■ **Goal of the exercise**: Find each line below that includes "Iridium", then copy it.
[Opening Data to process section]
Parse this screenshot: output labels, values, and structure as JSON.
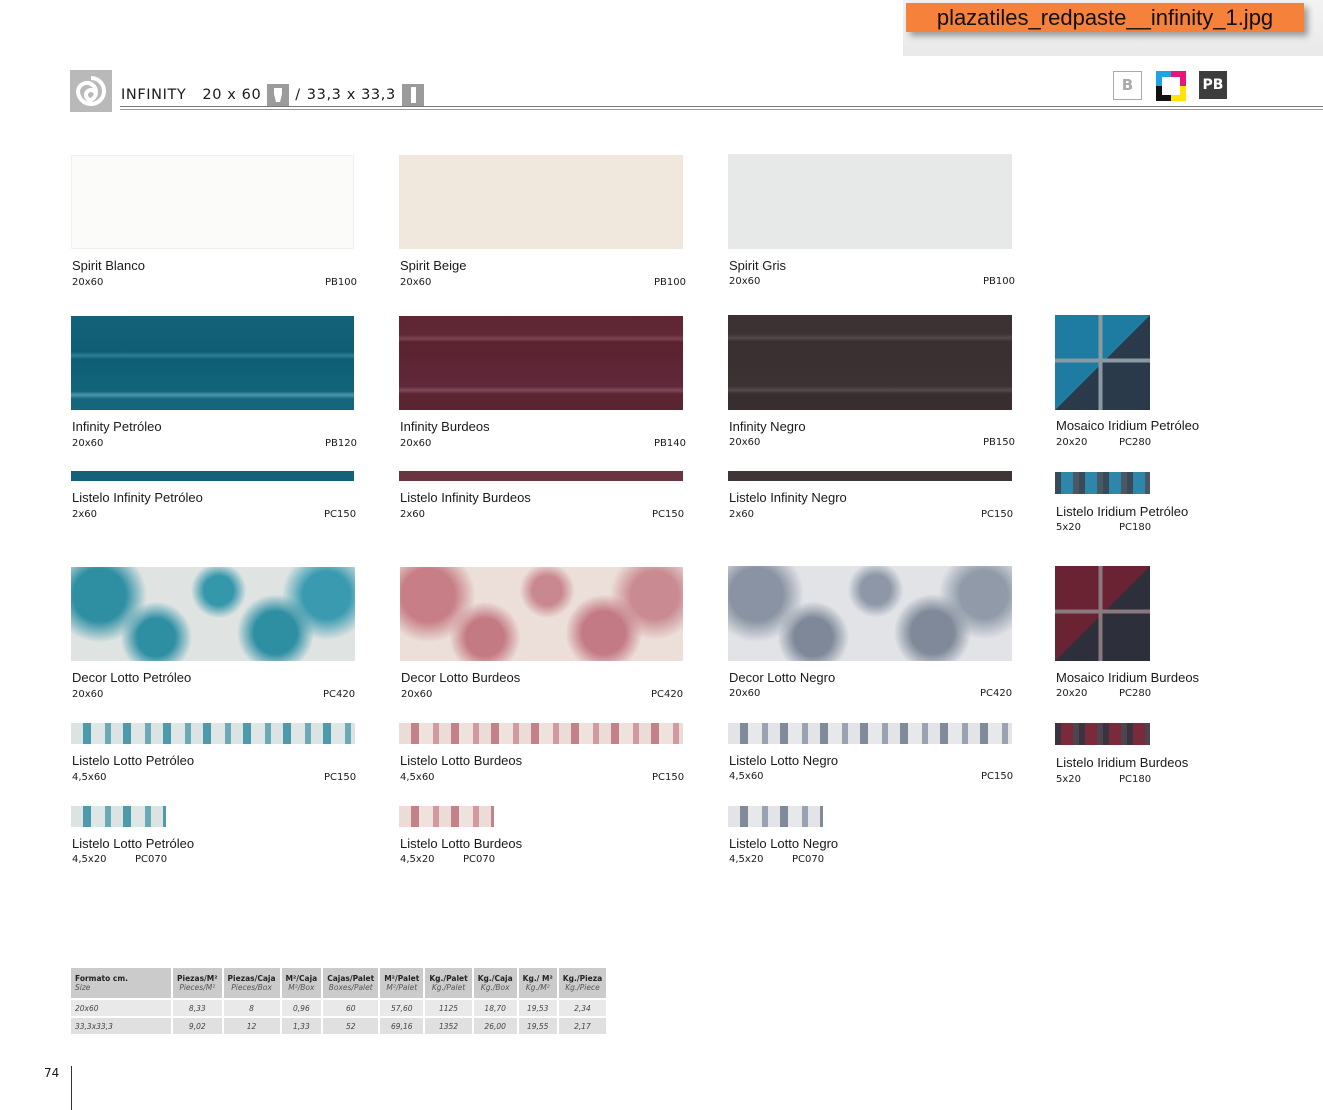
{
  "file_label": "plazatiles_redpaste__infinity_1.jpg",
  "header": {
    "collection": "INFINITY",
    "format_1": "20 x 60",
    "separator": "/",
    "format_2": "33,3 x 33,3",
    "badges": [
      "B",
      "PB"
    ]
  },
  "products": [
    {
      "name": "Spirit Blanco",
      "size": "20x60",
      "code": "PB100"
    },
    {
      "name": "Spirit Beige",
      "size": "20x60",
      "code": "PB100"
    },
    {
      "name": "Spirit Gris",
      "size": "20x60",
      "code": "PB100"
    },
    {
      "name": "Infinity Petróleo",
      "size": "20x60",
      "code": "PB120"
    },
    {
      "name": "Infinity Burdeos",
      "size": "20x60",
      "code": "PB140"
    },
    {
      "name": "Infinity Negro",
      "size": "20x60",
      "code": "PB150"
    },
    {
      "name": "Mosaico Iridium Petróleo",
      "size": "20x20",
      "code": "PC280"
    },
    {
      "name": "Listelo Infinity Petróleo",
      "size": "2x60",
      "code": "PC150"
    },
    {
      "name": "Listelo Infinity Burdeos",
      "size": "2x60",
      "code": "PC150"
    },
    {
      "name": "Listelo Infinity Negro",
      "size": "2x60",
      "code": "PC150"
    },
    {
      "name": "Listelo Iridium Petróleo",
      "size": "5x20",
      "code": "PC180"
    },
    {
      "name": "Decor Lotto Petróleo",
      "size": "20x60",
      "code": "PC420"
    },
    {
      "name": "Decor Lotto Burdeos",
      "size": "20x60",
      "code": "PC420"
    },
    {
      "name": "Decor Lotto Negro",
      "size": "20x60",
      "code": "PC420"
    },
    {
      "name": "Mosaico Iridium Burdeos",
      "size": "20x20",
      "code": "PC280"
    },
    {
      "name": "Listelo Lotto Petróleo",
      "size": "4,5x60",
      "code": "PC150"
    },
    {
      "name": "Listelo Lotto Burdeos",
      "size": "4,5x60",
      "code": "PC150"
    },
    {
      "name": "Listelo Lotto Negro",
      "size": "4,5x60",
      "code": "PC150"
    },
    {
      "name": "Listelo Iridium Burdeos",
      "size": "5x20",
      "code": "PC180"
    },
    {
      "name": "Listelo Lotto Petróleo",
      "size": "4,5x20",
      "code": "PC070"
    },
    {
      "name": "Listelo Lotto Burdeos",
      "size": "4,5x20",
      "code": "PC070"
    },
    {
      "name": "Listelo Lotto Negro",
      "size": "4,5x20",
      "code": "PC070"
    }
  ],
  "table": {
    "headers": [
      "Formato cm.",
      "Piezas/M²",
      "Piezas/Caja",
      "M²/Caja",
      "Cajas/Palet",
      "M²/Palet",
      "Kg./Palet",
      "Kg./Caja",
      "Kg./ M²",
      "Kg./Pieza"
    ],
    "subheaders": [
      "Size",
      "Pieces/M²",
      "Pieces/Box",
      "M²/Box",
      "Boxes/Palet",
      "M²/Palet",
      "Kg./Palet",
      "Kg./Box",
      "Kg./M²",
      "Kg./Piece"
    ],
    "rows": [
      [
        "20x60",
        "8,33",
        "8",
        "0,96",
        "60",
        "57,60",
        "1125",
        "18,70",
        "19,53",
        "2,34"
      ],
      [
        "33,3x33,3",
        "9,02",
        "12",
        "1,33",
        "52",
        "69,16",
        "1352",
        "26,00",
        "19,55",
        "2,17"
      ]
    ]
  },
  "page_number": "74",
  "colors": {
    "banner": "#f5813a",
    "petroleo": "#13627a",
    "burdeos": "#5f2531",
    "negro": "#3b3132"
  }
}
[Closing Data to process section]
■ **Result of this exercise**:
      "name": "Mosaico Iridium Petróleo",
      "name": "Listelo Iridium Petróleo",
      "name": "Mosaico Iridium Burdeos",
      "name": "Listelo Iridium Burdeos",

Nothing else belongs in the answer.